For the Xbox360, you can choose to make your account Silver or Gold, whichever you like. Gold isn't required for DLC reasons, but you may want it in order to play online. The Japanese accounts access the same multiplayer servers as US accounts, so you can use it as a regular account if you want to. It's just up to you. If you do choose to make it Gold you'll need a pre-paid card again, but at least this one you can buy from your local store. Any region Gold card works (go figure).

Creating a Japanese XBL or PSN AccountEdit

The basic steps to creating a Japanese account are as follows:

  • Make a new Hotmail e-mail address, selecting Japan as your region
  • For the address, put in a real Japanese location (city and post code must match)
  • Use that e-mail address to sign up for Xbox Live, the PSN, or both

The hardest part is finding a physical address that the Hotmail system will accept. Scout around on the internet for addresses you can use. Some more detailed account creation tutorials are out there that provide samples for your use.

Xbox 360 Licensing MethodEdit

The way the Xbox360 licenses DLC works really well for having multiple accounts for different regions while keeping all your achivements in one place. It's quite convenient. When you buy a piece of X360 DLC you get two things:

  • A Console Key (any gamertag can use the DLC on the console it was first downloaded to, online or offline).
  • A Gamertag Key (the gamertag that bought it can use the DLC on any console by signing in to Xbox Live).

A single Xbox hard drive can store keys for multiple consoles, so you can easily swap your drive back and forth between a US and Japanese console if you want. All the accessories are directly compatible with no region issues. This also means that you can pick one account - either the US one or the Japanese one - to store all achievements and gameplay history under if you want to keep it all together.

A Real-Life ExampleEdit

  • Wife's XBL Account is US-region. Plays both US and JP games under this account.
  • All US-game DLC is bought with the US account, and only downloaded on the US console.
  • Husband's XBL Account is Japanese-region. Plays both US and JP games under this account.
  • All JP-game DLC is bought with the JP account, and only downloaded on the JP console.
  • Each Xbox360 has its own hard drive.
  • Gamertags are stored on thumbdrives and just plugged into whichever console is needed.

Result: either person can play all games and DLC no matter which account bought it. Makes for nice sharing within the family.

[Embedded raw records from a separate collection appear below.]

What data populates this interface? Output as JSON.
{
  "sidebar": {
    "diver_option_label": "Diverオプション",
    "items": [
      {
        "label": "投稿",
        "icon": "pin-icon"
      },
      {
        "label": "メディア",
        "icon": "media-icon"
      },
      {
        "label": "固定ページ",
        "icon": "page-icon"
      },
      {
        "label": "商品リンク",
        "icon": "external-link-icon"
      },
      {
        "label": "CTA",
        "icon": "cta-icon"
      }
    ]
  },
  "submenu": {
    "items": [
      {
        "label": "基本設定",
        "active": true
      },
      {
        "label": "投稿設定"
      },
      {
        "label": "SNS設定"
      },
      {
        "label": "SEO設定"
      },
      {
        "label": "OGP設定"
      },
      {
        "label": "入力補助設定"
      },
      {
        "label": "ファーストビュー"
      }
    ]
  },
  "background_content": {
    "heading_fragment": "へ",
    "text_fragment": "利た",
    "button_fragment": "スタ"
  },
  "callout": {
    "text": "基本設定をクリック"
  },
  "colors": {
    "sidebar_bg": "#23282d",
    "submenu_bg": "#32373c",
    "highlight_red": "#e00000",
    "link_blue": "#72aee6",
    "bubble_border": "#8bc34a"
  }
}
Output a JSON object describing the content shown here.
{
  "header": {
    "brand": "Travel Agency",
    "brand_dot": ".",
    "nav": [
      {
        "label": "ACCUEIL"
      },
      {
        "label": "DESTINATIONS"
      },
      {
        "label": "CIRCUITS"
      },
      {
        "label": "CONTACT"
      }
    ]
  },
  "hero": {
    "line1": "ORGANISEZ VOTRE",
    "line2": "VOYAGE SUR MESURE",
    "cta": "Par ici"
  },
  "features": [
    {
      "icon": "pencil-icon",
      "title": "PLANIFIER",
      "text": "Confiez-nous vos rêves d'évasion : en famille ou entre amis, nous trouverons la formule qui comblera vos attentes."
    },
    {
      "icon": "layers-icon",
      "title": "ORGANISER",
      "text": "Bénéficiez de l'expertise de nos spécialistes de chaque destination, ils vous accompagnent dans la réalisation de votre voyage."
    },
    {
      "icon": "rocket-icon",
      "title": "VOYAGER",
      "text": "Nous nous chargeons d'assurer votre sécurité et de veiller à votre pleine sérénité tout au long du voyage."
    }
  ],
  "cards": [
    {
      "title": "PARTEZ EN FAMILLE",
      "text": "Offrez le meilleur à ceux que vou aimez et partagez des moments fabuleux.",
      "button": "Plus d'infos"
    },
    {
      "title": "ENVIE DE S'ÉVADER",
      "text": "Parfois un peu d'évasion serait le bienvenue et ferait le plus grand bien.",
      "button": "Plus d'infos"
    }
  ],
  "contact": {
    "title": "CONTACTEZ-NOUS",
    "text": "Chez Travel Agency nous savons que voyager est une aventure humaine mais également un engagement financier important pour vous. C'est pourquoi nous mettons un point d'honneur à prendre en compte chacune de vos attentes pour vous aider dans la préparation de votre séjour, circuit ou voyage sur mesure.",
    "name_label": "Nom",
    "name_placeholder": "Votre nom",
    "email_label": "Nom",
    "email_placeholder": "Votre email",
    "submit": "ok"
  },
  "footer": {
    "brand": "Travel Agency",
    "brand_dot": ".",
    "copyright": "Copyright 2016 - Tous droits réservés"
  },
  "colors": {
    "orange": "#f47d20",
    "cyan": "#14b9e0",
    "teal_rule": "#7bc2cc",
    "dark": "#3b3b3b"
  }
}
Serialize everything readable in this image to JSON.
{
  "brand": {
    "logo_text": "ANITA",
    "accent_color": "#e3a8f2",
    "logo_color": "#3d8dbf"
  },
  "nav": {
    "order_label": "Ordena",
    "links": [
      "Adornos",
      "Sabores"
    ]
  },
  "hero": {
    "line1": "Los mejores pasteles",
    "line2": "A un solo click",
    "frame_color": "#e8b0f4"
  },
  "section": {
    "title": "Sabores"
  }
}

Just remember to never mix regions -- never download Japanese marketplace DLC while plugged into the US console. You'd end up with a US Console Key rather than a Japanese one, and end up locking your US account out of using the DLC on the Japanese console (the JP account would still work in that case because of the Gamertag Key, but only when Xbox Live was up). That sounds complicated but if you think of how the Console Key and Gamertag Key work together, it will make sense to you. Always download the right region DLC onto the right console, and this system works like a charm.

Feel free to take this information and this example and set up a system that will work for you.

PlayStation Licensing MethodEdit

The PlayStation Network license method is different. It only has an account license and allows you to download any individual piece of content five times total before having to pay for it a second time.

For the PSP, you'll need to play iM@S SP under your Japanese account if you want to use DLC. The PSP does not allow sharing of content across accounts, even if you save it to the device's memory card and change the account on the PSP. Only the account that downloaded it can use it. Of course this means you can't use any of your American DLC while the Japanese account is linked on the PSP... It's up to you how to handle that.

The PS3 allows multiple accounts to be registered at once so this should be less of a problem. We will know when the PS3 Idolm@ster 2 comes out.